- Language Development & Emergent Literacy
- Teaching Phonics, Word Analysis, Spelling & Fluency
- Reading Comprehension & Vocabulary Skills
- Understanding Literary Texts
- Structure & Literary Devices in Prose
- Informational, Expository & Technical Texts
- Understanding & Teaching Persuasive Texts
- Graphic Communication
- Processes & Modes of Written Communication
- Reference Materials & Proofreading in Writing
- Conventions of Standard American English
- Processes & Conventions of Verbal Communication
- Basic Concepts of Government & Economics
- Forms & Characteristics of Government
- International Relationships & Foreign Policy
- Principles of U.S. Citizenship
- Functions of Economic Systems & Free Markets
- Characteristics of Ancient Civilizations
- Global Effects of Exploration, Trade & Revolution
- Major U.S. & World Conflicts
- Modern World History
- Historical Analysis of Fact vs. Opinion
- Geography, Physical Sciences & Cultural Anthropology
- Reading & Understanding Maps
- Social Science Research & Experimentation
- Scientific Method, Inquiry & Data Analysis
- Life & Zoological Sciences
- Plants, Biomes & Genetics
- Physical, Earth & Space Sciences
- Components of the Solar System & Universe
- Weather, Climate & Geologic Systems
- Numeration, Number Sense, & Mathematical Operations
- Mixed Numbers & Fractions
- Arithmetic & Estimation Using Decimals
- Rounding & Estimating Numbers
- Place Values, Ordering Fractions & Decimals
- Prime Numbers, Composite Numbers & Divisibility Rules

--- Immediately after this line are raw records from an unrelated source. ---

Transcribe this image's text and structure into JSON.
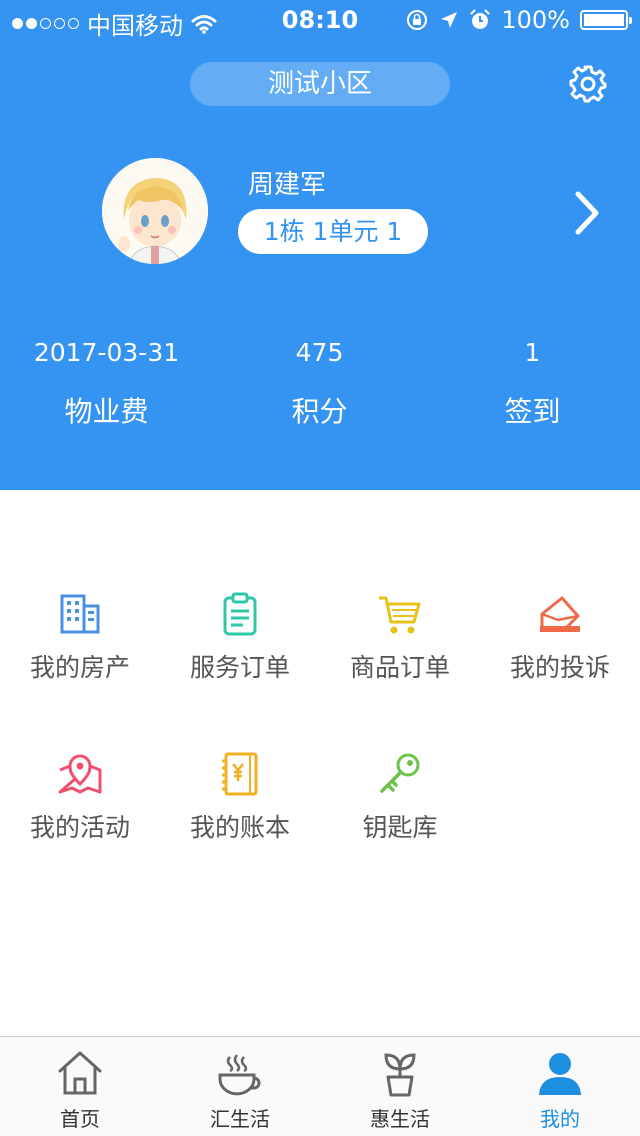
{
  "status_bar": {
    "carrier": "中国移动",
    "time": "08:10",
    "battery": "100%",
    "battery_level": 1.0,
    "signal_bars": 2
  },
  "header": {
    "community": "测试小区",
    "settings_icon": "gear-icon"
  },
  "profile": {
    "name": "周建军",
    "unit": "1栋 1单元 1",
    "avatar_icon": "avatar-cartoon"
  },
  "stats": [
    {
      "value": "2017-03-31",
      "label": "物业费"
    },
    {
      "value": "475",
      "label": "积分"
    },
    {
      "value": "1",
      "label": "签到"
    }
  ],
  "menu": [
    {
      "label": "我的房产",
      "icon": "building-icon",
      "color": "#4a90e2"
    },
    {
      "label": "服务订单",
      "icon": "clipboard-icon",
      "color": "#2ec7a8"
    },
    {
      "label": "商品订单",
      "icon": "cart-icon",
      "color": "#e6c21a"
    },
    {
      "label": "我的投诉",
      "icon": "envelope-icon",
      "color": "#f06a4a"
    },
    {
      "label": "我的活动",
      "icon": "map-pin-icon",
      "color": "#f0506e"
    },
    {
      "label": "我的账本",
      "icon": "ledger-icon",
      "color": "#f0b020"
    },
    {
      "label": "钥匙库",
      "icon": "key-icon",
      "color": "#6cc24a"
    }
  ],
  "tabs": [
    {
      "label": "首页",
      "icon": "home-icon"
    },
    {
      "label": "汇生活",
      "icon": "coffee-icon"
    },
    {
      "label": "惠生活",
      "icon": "plant-icon"
    },
    {
      "label": "我的",
      "icon": "user-icon"
    }
  ],
  "colors": {
    "brand": "#3593f2",
    "active_tab": "#1e8fe0"
  }
}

- The Least Common Multiple & Greatest Common Factor
- Ratios, Proportion, Exponents & Scientific Notation
- Mathematical Reasoning for Solving Word Problems
- Tools for Representing Mathematical Concepts
- Calculating & Interpreting Statistical Data
- Algebraic Patterns, Equations & Functions
- Properties of Geometric Shapes
- Converting & Graphing Units of Measurement
- Area, Perimeter & Volume of Geometric Shapes
- Health, Fitness & Nutrition
- Music, Drama, Theater & the Arts